Computer Science Graduate Seminar

Thuesday, June 28, 2022, 10:00am

Interpreting Black-Box Machine Learning Models with Decision Rules and Knowledge Graph Reasoning



Machine learning (ML) algorithms are increasingly used to solve complex problems. However, due to high non-linear and higher-order interactions between features, complex ML models become black-box methods - which means it is not known how certain predictions are made.  This may not be acceptable in many situations (e.g., in clinical situations where AI may significantly impact human lives). With the EU GDPR explainability has not only become a desirable property of AI but also a legal requirement. An interpretable ML model can outline how input instances are mapped into certain outputs by identifying statistically significant features. Literature pointed out that complex ML models tend to be less interpretable, showing a trade-off between accuracy and interpretability.

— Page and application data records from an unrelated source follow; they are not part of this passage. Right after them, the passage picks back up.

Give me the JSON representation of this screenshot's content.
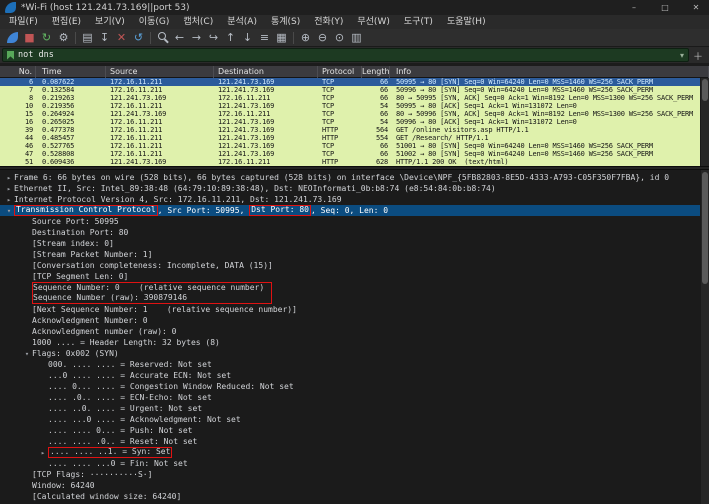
{
  "colors": {
    "packet_row_green": "#dff1ac",
    "selected_row_blue": "#2b5b9b",
    "details_selected_blue": "#0b4c80",
    "annotation_red": "#e01212",
    "filter_valid_green": "#1d3a22"
  },
  "window": {
    "title": "*Wi-Fi (host 121.241.73.169||port 53)",
    "controls": [
      {
        "name": "minimize-button",
        "glyph": "–"
      },
      {
        "name": "maximize-button",
        "glyph": "□"
      },
      {
        "name": "close-button",
        "glyph": "✕"
      }
    ]
  },
  "menu": {
    "items": [
      {
        "id": "file",
        "label": "파일(F)"
      },
      {
        "id": "edit",
        "label": "편집(E)"
      },
      {
        "id": "view",
        "label": "보기(V)"
      },
      {
        "id": "go",
        "label": "이동(G)"
      },
      {
        "id": "capture",
        "label": "캡처(C)"
      },
      {
        "id": "analyze",
        "label": "분석(A)"
      },
      {
        "id": "statistics",
        "label": "통계(S)"
      },
      {
        "id": "telephony",
        "label": "전화(Y)"
      },
      {
        "id": "wireless",
        "label": "무선(W)"
      },
      {
        "id": "tools",
        "label": "도구(T)"
      },
      {
        "id": "help",
        "label": "도움말(H)"
      }
    ]
  },
  "toolbar": {
    "items": [
      {
        "name": "start-capture-icon",
        "kind": "fin"
      },
      {
        "name": "stop-capture-icon",
        "glyph": "■",
        "color": "#c05555"
      },
      {
        "name": "restart-capture-icon",
        "glyph": "↻",
        "color": "#62b562"
      },
      {
        "name": "capture-options-icon",
        "glyph": "⚙",
        "color": "#b6bcc4"
      },
      {
        "sep": true
      },
      {
        "name": "open-file-icon",
        "glyph": "▤",
        "color": "#b6bcc4"
      },
      {
        "name": "save-file-icon",
        "glyph": "↧",
        "color": "#b6bcc4"
      },
      {
        "name": "close-file-icon",
        "glyph": "✕",
        "color": "#c05555"
      },
      {
        "name": "reload-icon",
        "glyph": "↺",
        "color": "#5aa0d8"
      },
      {
        "sep": true
      },
      {
        "name": "find-packet-icon",
        "kind": "mag"
      },
      {
        "name": "go-back-icon",
        "glyph": "←",
        "color": "#b6bcc4"
      },
      {
        "name": "go-forward-icon",
        "glyph": "→",
        "color": "#b6bcc4"
      },
      {
        "name": "go-to-packet-icon",
        "glyph": "↪",
        "color": "#b6bcc4"
      },
      {
        "name": "go-first-icon",
        "glyph": "↑",
        "color": "#b6bcc4"
      },
      {
        "name": "go-last-icon",
        "glyph": "↓",
        "color": "#b6bcc4"
      },
      {
        "name": "auto-scroll-icon",
        "glyph": "≡",
        "color": "#b6bcc4"
      },
      {
        "name": "colorize-icon",
        "glyph": "▦",
        "color": "#b6bcc4"
      },
      {
        "sep": true
      },
      {
        "name": "zoom-in-icon",
        "glyph": "⊕",
        "color": "#b6bcc4"
      },
      {
        "name": "zoom-out-icon",
        "glyph": "⊖",
        "color": "#b6bcc4"
      },
      {
        "name": "zoom-reset-icon",
        "glyph": "⊙",
        "color": "#b6bcc4"
      },
      {
        "name": "resize-columns-icon",
        "glyph": "▥",
        "color": "#b6bcc4"
      }
    ]
  },
  "filter": {
    "value": "not dns",
    "dropdown_glyph": "▾",
    "add_glyph": "＋"
  },
  "packet_list": {
    "columns": [
      {
        "id": "no",
        "label": "No."
      },
      {
        "id": "time",
        "label": "Time"
      },
      {
        "id": "source",
        "label": "Source"
      },
      {
        "id": "destination",
        "label": "Destination"
      },
      {
        "id": "protocol",
        "label": "Protocol"
      },
      {
        "id": "length",
        "label": "Length"
      },
      {
        "id": "info",
        "label": "Info"
      }
    ],
    "rows": [
      {
        "no": "6",
        "time": "0.087622",
        "source": "172.16.11.211",
        "destination": "121.241.73.169",
        "protocol": "TCP",
        "length": "66",
        "info": "50995 → 80 [SYN] Seq=0 Win=64240 Len=0 MSS=1460 WS=256 SACK_PERM",
        "selected": true
      },
      {
        "no": "7",
        "time": "0.132584",
        "source": "172.16.11.211",
        "destination": "121.241.73.169",
        "protocol": "TCP",
        "length": "66",
        "info": "50996 → 80 [SYN] Seq=0 Win=64240 Len=0 MSS=1460 WS=256 SACK_PERM"
      },
      {
        "no": "8",
        "time": "0.219263",
        "source": "121.241.73.169",
        "destination": "172.16.11.211",
        "protocol": "TCP",
        "length": "66",
        "info": "80 → 50995 [SYN, ACK] Seq=0 Ack=1 Win=8192 Len=0 MSS=1300 WS=256 SACK_PERM"
      },
      {
        "no": "10",
        "time": "0.219356",
        "source": "172.16.11.211",
        "destination": "121.241.73.169",
        "protocol": "TCP",
        "length": "54",
        "info": "50995 → 80 [ACK] Seq=1 Ack=1 Win=131072 Len=0"
      },
      {
        "no": "15",
        "time": "0.264924",
        "source": "121.241.73.169",
        "destination": "172.16.11.211",
        "protocol": "TCP",
        "length": "66",
        "info": "80 → 50996 [SYN, ACK] Seq=0 Ack=1 Win=8192 Len=0 MSS=1300 WS=256 SACK_PERM"
      },
      {
        "no": "16",
        "time": "0.265025",
        "source": "172.16.11.211",
        "destination": "121.241.73.169",
        "protocol": "TCP",
        "length": "54",
        "info": "50996 → 80 [ACK] Seq=1 Ack=1 Win=131072 Len=0"
      },
      {
        "no": "39",
        "time": "0.477378",
        "source": "172.16.11.211",
        "destination": "121.241.73.169",
        "protocol": "HTTP",
        "length": "564",
        "info": "GET /online visitors.asp HTTP/1.1"
      },
      {
        "no": "44",
        "time": "0.485457",
        "source": "172.16.11.211",
        "destination": "121.241.73.169",
        "protocol": "HTTP",
        "length": "554",
        "info": "GET /Research/ HTTP/1.1"
      },
      {
        "no": "46",
        "time": "0.527765",
        "source": "172.16.11.211",
        "destination": "121.241.73.169",
        "protocol": "TCP",
        "length": "66",
        "info": "51001 → 80 [SYN] Seq=0 Win=64240 Len=0 MSS=1460 WS=256 SACK_PERM"
      },
      {
        "no": "47",
        "time": "0.528808",
        "source": "172.16.11.211",
        "destination": "121.241.73.169",
        "protocol": "TCP",
        "length": "66",
        "info": "51002 → 80 [SYN] Seq=0 Win=64240 Len=0 MSS=1460 WS=256 SACK_PERM"
      },
      {
        "no": "51",
        "time": "0.609436",
        "source": "121.241.73.169",
        "destination": "172.16.11.211",
        "protocol": "HTTP",
        "length": "628",
        "info": "HTTP/1.1 200 OK  (text/html)"
      }
    ]
  },
  "details": {
    "lines": [
      {
        "indent": 0,
        "arrow": "collapsed",
        "text": "Frame 6: 66 bytes on wire (528 bits), 66 bytes captured (528 bits) on interface \\Device\\NPF_{5FB82803-8E5D-4333-A793-C05F350F7FBA}, id 0"
      },
      {
        "indent": 0,
        "arrow": "collapsed",
        "text": "Ethernet II, Src: Intel_89:38:48 (64:79:10:89:38:48), Dst: NEOInformati_0b:b8:74 (e8:54:84:0b:b8:74)"
      },
      {
        "indent": 0,
        "arrow": "collapsed",
        "text": "Internet Protocol Version 4, Src: 172.16.11.211, Dst: 121.241.73.169"
      },
      {
        "indent": 0,
        "arrow": "expanded",
        "selected": true,
        "segments": [
          {
            "text": "Transmission Control Protocol",
            "redbox": true
          },
          {
            "text": ", Src Port: 50995, "
          },
          {
            "text": "Dst Port: 80",
            "redbox": true
          },
          {
            "text": ", Seq: 0, Len: 0"
          }
        ]
      },
      {
        "indent": 1,
        "text": "Source Port: 50995"
      },
      {
        "indent": 1,
        "text": "Destination Port: 80"
      },
      {
        "indent": 1,
        "text": "[Stream index: 0]"
      },
      {
        "indent": 1,
        "text": "[Stream Packet Number: 1]"
      },
      {
        "indent": 1,
        "text": "[Conversation completeness: Incomplete, DATA (15)]"
      },
      {
        "indent": 1,
        "text": "[TCP Segment Len: 0]"
      },
      {
        "indent": 1,
        "text": "Sequence Number: 0    (relative sequence number)",
        "red_box": "top"
      },
      {
        "indent": 1,
        "text": "Sequence Number (raw): 390879146",
        "red_box": "bottom"
      },
      {
        "indent": 1,
        "text": "[Next Sequence Number: 1    (relative sequence number)]"
      },
      {
        "indent": 1,
        "text": "Acknowledgment Number: 0"
      },
      {
        "indent": 1,
        "text": "Acknowledgment number (raw): 0"
      },
      {
        "indent": 1,
        "text": "1000 .... = Header Length: 32 bytes (8)"
      },
      {
        "indent": 1,
        "arrow": "expanded",
        "text": "Flags: 0x002 (SYN)"
      },
      {
        "indent": 2,
        "text": "000. .... .... = Reserved: Not set"
      },
      {
        "indent": 2,
        "text": "...0 .... .... = Accurate ECN: Not set"
      },
      {
        "indent": 2,
        "text": ".... 0... .... = Congestion Window Reduced: Not set"
      },
      {
        "indent": 2,
        "text": ".... .0.. .... = ECN-Echo: Not set"
      },
      {
        "indent": 2,
        "text": ".... ..0. .... = Urgent: Not set"
      },
      {
        "indent": 2,
        "text": ".... ...0 .... = Acknowledgment: Not set"
      },
      {
        "indent": 2,
        "text": ".... .... 0... = Push: Not set"
      },
      {
        "indent": 2,
        "text": ".... .... .0.. = Reset: Not set"
      },
      {
        "indent": 2,
        "arrow": "collapsed",
        "text": ".... .... ..1. = Syn: Set",
        "red_box": "single"
      },
      {
        "indent": 2,
        "text": ".... .... ...0 = Fin: Not set"
      },
      {
        "indent": 1,
        "text": "[TCP Flags: ··········S·]"
      },
      {
        "indent": 1,
        "text": "Window: 64240"
      },
      {
        "indent": 1,
        "text": "[Calculated window size: 64240]"
      }
    ]
  }
}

This thesis aims to improve the interpretability and explainability of black-box ML models without sacrificing significant predictive accuracy.  As a starting point, using a black-box multimodal neural network, representation learning is performed on multimodal data in order to use the learned representation for the classification task.  To improve the interpretability of the learned black-box model, different interpretable ML methods such as probing, perturbing, and model surrogation techniques are applied. An interpretable surrogate model is trained to approximate the behavior of the back-box model. The surrogate model is used to generate explanations in terms of decision rules and counterfactuals. To add symbolic reasoning capability to the black-box model, a domain-specific knowledge graph (KG) is constructed by integrating knowledge and facts from scientific literature. A semantic reasoner is then used to validate the association of significant features with different classes based on relations it learned from the KG. Evidence-based decision rules are generated by combining the reasoning with the predictions from the black-box model. The quantitative evaluation shows that the proposed approach achieves an average accuracy of 96.25% on the test dataset. It can also provide human-interpretable explanations of the decisions in the form of counterfactual rules and evidence-based decision rules. The quality of the explanations is evaluated in terms of comprehensiveness and sufficiency.


The computer science lecturers invite interested people to join.